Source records
-*-*-

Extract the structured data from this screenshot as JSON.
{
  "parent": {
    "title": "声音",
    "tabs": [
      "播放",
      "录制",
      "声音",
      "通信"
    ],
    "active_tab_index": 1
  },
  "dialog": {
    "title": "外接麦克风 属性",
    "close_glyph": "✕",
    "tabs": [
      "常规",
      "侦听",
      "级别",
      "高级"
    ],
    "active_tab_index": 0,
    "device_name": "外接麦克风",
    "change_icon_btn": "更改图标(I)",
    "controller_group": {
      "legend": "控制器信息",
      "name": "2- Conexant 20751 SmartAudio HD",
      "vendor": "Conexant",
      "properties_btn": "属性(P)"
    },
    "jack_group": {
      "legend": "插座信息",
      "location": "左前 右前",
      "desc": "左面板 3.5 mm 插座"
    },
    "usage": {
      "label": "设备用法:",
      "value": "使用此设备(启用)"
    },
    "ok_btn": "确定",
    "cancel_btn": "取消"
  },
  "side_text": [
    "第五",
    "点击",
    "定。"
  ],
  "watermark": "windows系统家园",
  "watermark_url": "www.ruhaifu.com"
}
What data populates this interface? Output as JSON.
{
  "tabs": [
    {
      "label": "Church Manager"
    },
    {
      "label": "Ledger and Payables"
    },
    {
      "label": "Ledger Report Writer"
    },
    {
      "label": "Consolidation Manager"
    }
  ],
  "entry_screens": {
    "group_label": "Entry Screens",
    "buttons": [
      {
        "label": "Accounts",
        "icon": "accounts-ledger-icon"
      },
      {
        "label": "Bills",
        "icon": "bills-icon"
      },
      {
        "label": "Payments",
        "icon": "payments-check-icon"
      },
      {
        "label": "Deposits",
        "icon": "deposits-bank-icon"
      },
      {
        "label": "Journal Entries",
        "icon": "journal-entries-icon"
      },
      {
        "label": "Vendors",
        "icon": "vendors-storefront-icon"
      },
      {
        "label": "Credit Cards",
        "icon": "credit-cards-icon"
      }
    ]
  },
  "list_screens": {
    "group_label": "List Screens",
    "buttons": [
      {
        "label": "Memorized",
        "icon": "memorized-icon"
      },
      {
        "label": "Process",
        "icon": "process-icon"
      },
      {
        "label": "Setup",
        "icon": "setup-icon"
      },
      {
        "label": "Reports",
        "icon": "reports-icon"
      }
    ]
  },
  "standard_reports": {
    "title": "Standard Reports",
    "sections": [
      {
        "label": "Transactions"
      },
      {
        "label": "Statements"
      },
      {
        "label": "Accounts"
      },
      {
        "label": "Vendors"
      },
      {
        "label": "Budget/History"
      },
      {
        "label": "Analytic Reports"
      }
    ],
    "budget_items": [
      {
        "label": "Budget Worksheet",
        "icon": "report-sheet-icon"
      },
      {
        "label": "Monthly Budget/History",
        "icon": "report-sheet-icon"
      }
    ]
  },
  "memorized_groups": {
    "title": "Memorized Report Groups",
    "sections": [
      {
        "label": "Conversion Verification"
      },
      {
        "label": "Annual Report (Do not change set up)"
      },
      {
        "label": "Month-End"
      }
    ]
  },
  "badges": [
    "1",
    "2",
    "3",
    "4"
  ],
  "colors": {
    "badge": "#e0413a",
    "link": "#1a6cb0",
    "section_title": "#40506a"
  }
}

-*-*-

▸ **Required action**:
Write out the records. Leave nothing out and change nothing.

▸ **Answer**:
Extract the structured data from this screenshot as JSON.
{
  "parent": {
    "title": "声音",
    "tabs": [
      "播放",
      "录制",
      "声音",
      "通信"
    ],
    "active_tab_index": 1
  },
  "dialog": {
    "title": "外接麦克风 属性",
    "close_glyph": "✕",
    "tabs": [
      "常规",
      "侦听",
      "级别",
      "高级"
    ],
    "active_tab_index": 0,
    "device_name": "外接麦克风",
    "change_icon_btn": "更改图标(I)",
    "controller_group": {
      "legend": "控制器信息",
      "name": "2- Conexant 20751 SmartAudio HD",
      "vendor": "Conexant",
      "properties_btn": "属性(P)"
    },
    "jack_group": {
      "legend": "插座信息",
      "location": "左前 右前",
      "desc": "左面板 3.5 mm 插座"
    },
    "usage": {
      "label": "设备用法:",
      "value": "使用此设备(启用)"
    },
    "ok_btn": "确定",
    "cancel_btn": "取消"
  },
  "side_text": [
    "第五",
    "点击",
    "定。"
  ],
  "watermark": "windows系统家园",
  "watermark_url": "www.ruhaifu.com"
}
What data populates this interface? Output as JSON.
{
  "tabs": [
    {
      "label": "Church Manager"
    },
    {
      "label": "Ledger and Payables"
    },
    {
      "label": "Ledger Report Writer"
    },
    {
      "label": "Consolidation Manager"
    }
  ],
  "entry_screens": {
    "group_label": "Entry Screens",
    "buttons": [
      {
        "label": "Accounts",
        "icon": "accounts-ledger-icon"
      },
      {
        "label": "Bills",
        "icon": "bills-icon"
      },
      {
        "label": "Payments",
        "icon": "payments-check-icon"
      },
      {
        "label": "Deposits",
        "icon": "deposits-bank-icon"
      },
      {
        "label": "Journal Entries",
        "icon": "journal-entries-icon"
      },
      {
        "label": "Vendors",
        "icon": "vendors-storefront-icon"
      },
      {
        "label": "Credit Cards",
        "icon": "credit-cards-icon"
      }
    ]
  },
  "list_screens": {
    "group_label": "List Screens",
    "buttons": [
      {
        "label": "Memorized",
        "icon": "memorized-icon"
      },
      {
        "label": "Process",
        "icon": "process-icon"
      },
      {
        "label": "Setup",
        "icon": "setup-icon"
      },
      {
        "label": "Reports",
        "icon": "reports-icon"
      }
    ]
  },
  "standard_reports": {
    "title": "Standard Reports",
    "sections": [
      {
        "label": "Transactions"
      },
      {
        "label": "Statements"
      },
      {
        "label": "Accounts"
      },
      {
        "label": "Vendors"
      },
      {
        "label": "Budget/History"
      },
      {
        "label": "Analytic Reports"
      }
    ],
    "budget_items": [
      {
        "label": "Budget Worksheet",
        "icon": "report-sheet-icon"
      },
      {
        "label": "Monthly Budget/History",
        "icon": "report-sheet-icon"
      }
    ]
  },
  "memorized_groups": {
    "title": "Memorized Report Groups",
    "sections": [
      {
        "label": "Conversion Verification"
      },
      {
        "label": "Annual Report (Do not change set up)"
      },
      {
        "label": "Month-End"
      }
    ]
  },
  "badges": [
    "1",
    "2",
    "3",
    "4"
  ],
  "colors": {
    "badge": "#e0413a",
    "link": "#1a6cb0",
    "section_title": "#40506a"
  }
}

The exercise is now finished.